§ **WHAT IS BEING ASKED**
Every entry gets copied exactly. No images go into the copy.

§ **MATERIAL SHOWN**
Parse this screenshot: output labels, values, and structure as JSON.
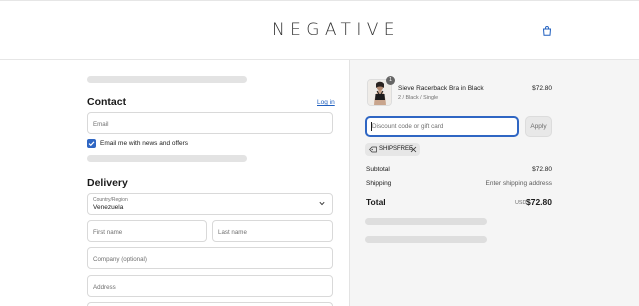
{
  "header": {
    "logo_text": "NEGATIVE",
    "bag_icon": "shopping-bag-icon"
  },
  "contact": {
    "heading": "Contact",
    "login_link": "Log in",
    "email_placeholder": "Email",
    "newsletter_label": "Email me with news and offers",
    "newsletter_checked": true
  },
  "delivery": {
    "heading": "Delivery",
    "country_label": "Country/Region",
    "country_value": "Venezuela",
    "first_name_placeholder": "First name",
    "last_name_placeholder": "Last name",
    "company_placeholder": "Company (optional)",
    "address_placeholder": "Address"
  },
  "order": {
    "item": {
      "name": "Sieve Racerback Bra in Black",
      "variant": "2 / Black / Single",
      "price": "$72.80",
      "quantity": "1"
    },
    "discount_placeholder": "Discount code or gift card",
    "apply_label": "Apply",
    "applied_code": "SHIPSFREE",
    "subtotal_label": "Subtotal",
    "subtotal_value": "$72.80",
    "shipping_label": "Shipping",
    "shipping_value": "Enter shipping address",
    "total_label": "Total",
    "currency": "USD",
    "total_value": "$72.80"
  },
  "colors": {
    "accent": "#2f66c3",
    "summary_bg": "#f5f5f5"
  }
}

§ **SOLUTION TO THIS EXERCISE**
Parse this screenshot: output labels, values, and structure as JSON.
{
  "header": {
    "logo_text": "NEGATIVE",
    "bag_icon": "shopping-bag-icon"
  },
  "contact": {
    "heading": "Contact",
    "login_link": "Log in",
    "email_placeholder": "Email",
    "newsletter_label": "Email me with news and offers",
    "newsletter_checked": true
  },
  "delivery": {
    "heading": "Delivery",
    "country_label": "Country/Region",
    "country_value": "Venezuela",
    "first_name_placeholder": "First name",
    "last_name_placeholder": "Last name",
    "company_placeholder": "Company (optional)",
    "address_placeholder": "Address"
  },
  "order": {
    "item": {
      "name": "Sieve Racerback Bra in Black",
      "variant": "2 / Black / Single",
      "price": "$72.80",
      "quantity": "1"
    },
    "discount_placeholder": "Discount code or gift card",
    "apply_label": "Apply",
    "applied_code": "SHIPSFREE",
    "subtotal_label": "Subtotal",
    "subtotal_value": "$72.80",
    "shipping_label": "Shipping",
    "shipping_value": "Enter shipping address",
    "total_label": "Total",
    "currency": "USD",
    "total_value": "$72.80"
  },
  "colors": {
    "accent": "#2f66c3",
    "summary_bg": "#f5f5f5"
  }
}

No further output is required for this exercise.